> **Exercise instructions**: The data below is to be returned in full and exactly.

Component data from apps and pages
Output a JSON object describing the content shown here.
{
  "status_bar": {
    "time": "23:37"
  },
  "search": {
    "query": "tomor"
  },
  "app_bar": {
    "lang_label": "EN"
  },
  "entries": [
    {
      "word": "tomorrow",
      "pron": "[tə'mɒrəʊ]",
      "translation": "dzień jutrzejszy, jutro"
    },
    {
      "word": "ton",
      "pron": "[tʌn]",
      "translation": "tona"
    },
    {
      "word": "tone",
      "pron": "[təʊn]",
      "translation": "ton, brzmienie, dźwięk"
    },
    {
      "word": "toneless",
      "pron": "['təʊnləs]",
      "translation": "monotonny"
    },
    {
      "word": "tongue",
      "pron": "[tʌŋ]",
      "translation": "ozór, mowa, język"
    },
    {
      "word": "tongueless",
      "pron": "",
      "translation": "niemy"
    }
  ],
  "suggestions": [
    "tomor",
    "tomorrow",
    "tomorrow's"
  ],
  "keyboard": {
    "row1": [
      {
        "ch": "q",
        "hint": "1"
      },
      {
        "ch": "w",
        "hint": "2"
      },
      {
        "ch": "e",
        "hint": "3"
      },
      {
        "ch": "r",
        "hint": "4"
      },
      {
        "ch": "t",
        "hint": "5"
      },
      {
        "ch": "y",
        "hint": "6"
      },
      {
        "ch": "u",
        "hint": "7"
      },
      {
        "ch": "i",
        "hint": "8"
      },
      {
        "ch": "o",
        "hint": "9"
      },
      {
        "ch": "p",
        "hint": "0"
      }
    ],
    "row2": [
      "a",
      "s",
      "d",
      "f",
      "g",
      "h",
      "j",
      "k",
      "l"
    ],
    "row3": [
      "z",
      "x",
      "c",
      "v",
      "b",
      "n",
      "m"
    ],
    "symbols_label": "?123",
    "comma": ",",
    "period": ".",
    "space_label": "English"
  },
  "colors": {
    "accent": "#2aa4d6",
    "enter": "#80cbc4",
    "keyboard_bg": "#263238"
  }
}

> **Answer for this exercise**:
Output a JSON object describing the content shown here.
{
  "status_bar": {
    "time": "23:37"
  },
  "search": {
    "query": "tomor"
  },
  "app_bar": {
    "lang_label": "EN"
  },
  "entries": [
    {
      "word": "tomorrow",
      "pron": "[tə'mɒrəʊ]",
      "translation": "dzień jutrzejszy, jutro"
    },
    {
      "word": "ton",
      "pron": "[tʌn]",
      "translation": "tona"
    },
    {
      "word": "tone",
      "pron": "[təʊn]",
      "translation": "ton, brzmienie, dźwięk"
    },
    {
      "word": "toneless",
      "pron": "['təʊnləs]",
      "translation": "monotonny"
    },
    {
      "word": "tongue",
      "pron": "[tʌŋ]",
      "translation": "ozór, mowa, język"
    },
    {
      "word": "tongueless",
      "pron": "",
      "translation": "niemy"
    }
  ],
  "suggestions": [
    "tomor",
    "tomorrow",
    "tomorrow's"
  ],
  "keyboard": {
    "row1": [
      {
        "ch": "q",
        "hint": "1"
      },
      {
        "ch": "w",
        "hint": "2"
      },
      {
        "ch": "e",
        "hint": "3"
      },
      {
        "ch": "r",
        "hint": "4"
      },
      {
        "ch": "t",
        "hint": "5"
      },
      {
        "ch": "y",
        "hint": "6"
      },
      {
        "ch": "u",
        "hint": "7"
      },
      {
        "ch": "i",
        "hint": "8"
      },
      {
        "ch": "o",
        "hint": "9"
      },
      {
        "ch": "p",
        "hint": "0"
      }
    ],
    "row2": [
      "a",
      "s",
      "d",
      "f",
      "g",
      "h",
      "j",
      "k",
      "l"
    ],
    "row3": [
      "z",
      "x",
      "c",
      "v",
      "b",
      "n",
      "m"
    ],
    "symbols_label": "?123",
    "comma": ",",
    "period": ".",
    "space_label": "English"
  },
  "colors": {
    "accent": "#2aa4d6",
    "enter": "#80cbc4",
    "keyboard_bg": "#263238"
  }
}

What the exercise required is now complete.